• National commissioning body used PA Consulting for ‘function mapping exercise’ in 2018
  • Partner charged daily rate of £1,900, and NHSE’s total bill came to £204,164
  • Described as a ‘shocking example of how the NHS is wasting taxpayers’ money’

NHS England paid external consultants more than £200,000 to ‘map’ its responsibilities ahead of the merger with NHS Improvement, HSJ has learned.

The national commissioning body used PA Consulting to carry out a ‘function mapping exercise’ in the first three months of 2018. 

An NHSE insider passed HSJ a copy of the PA Consulting invoice which detailed the daily rates charged by the team of seven. One of the PA Consulting staff, partner Tony Wood, was charged out at a daily rate of £1,900, or £5,700 for three days’ work. The most expensive consultant was James Raymond, who, since the contract, has joined NHSE as a senior policy lead.

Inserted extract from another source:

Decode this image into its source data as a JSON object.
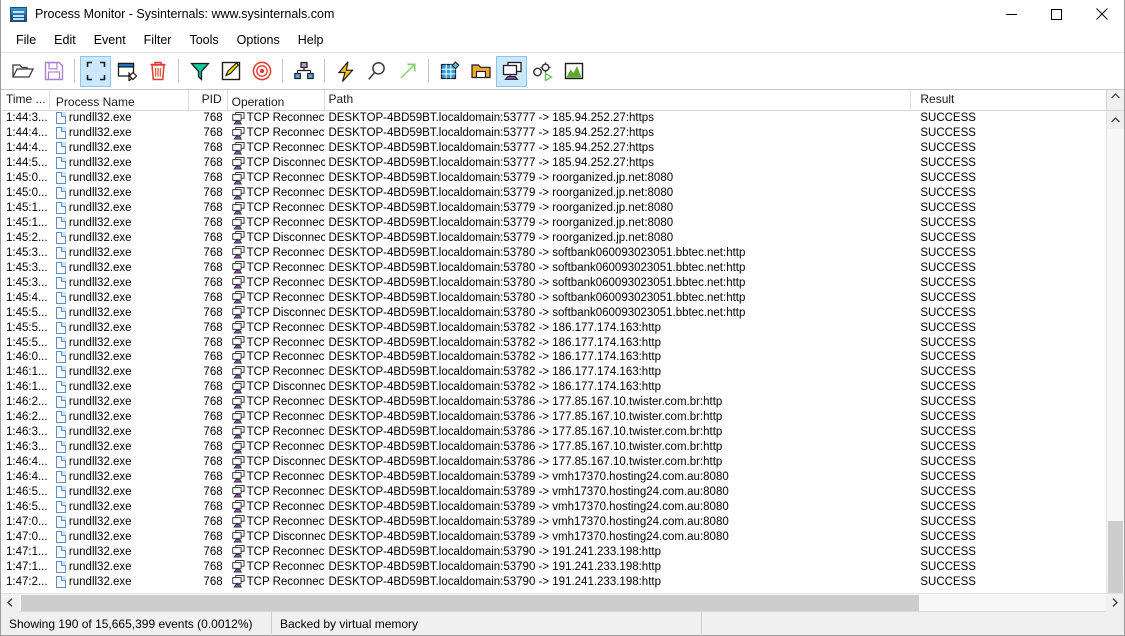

His 35 days’ work for NHS England was billed at a daily rate of £1,510, earning PA Consulting a total of £52,850.

In total, NHSE was billed £204,164.

NHSE was established in 2013 under the Health and Social Care Act. The organisation’s roles, functions, powers and responsibilities were set out in the legislation, though these have since changed in some aspects.

In March last year, NHSE and I announced plans for the two bodies to work more closely together. In March 2019, it was revealed Simon Stevens would now act as the “leader” of both organisations following the departure of NHSI chief executive Ian Dalton.

The source who leaked details of the contract told HSJ it was a “shocking example of how the NHS is wasting taxpayers’ money on grossly overpaid management consultants”.

They added the function mapping exercise was designed to identify what functions NHSE were legally responsible for before the merger with NHSI, saying: “NHS England should have been able to undertake this work internally using existing staff.”

Under NHSE’s standing financial instructions, non-clinical and non-pay revenue expenditure with non-NHS bodies can be approved by its commercial team up to a value of £3m. Contracts worth more than £10m require the NHSE board to approve the business case.

NHSE argued the contract was a vital part of its preparations for the merger with NHSI that would save the taxpayer millions of pounds.

A spokesman said: “The closer working of two large complex organisations will not only reduce the reporting burden on front-line NHS staff but it will also lead to efficiency savings of nearly 20 per cent, freeing up almost £100m to be reinvested into patient care.

“Given the legal complexities of joining NHSE and NHSI detailed independent work was needed to help identify which functions needed to remain separate for legal reasons and which could be carried out by single teams on behalf of both organisations.”

He also claimed NHSE and commissioning support units had spent only £9m on consultancy services in 2018-19 compared with £27m in 2017-18.

A PA Consulting spokesman refused to comment other than to say it was “very proud of the work we do for the NHS and wider health and care sector”.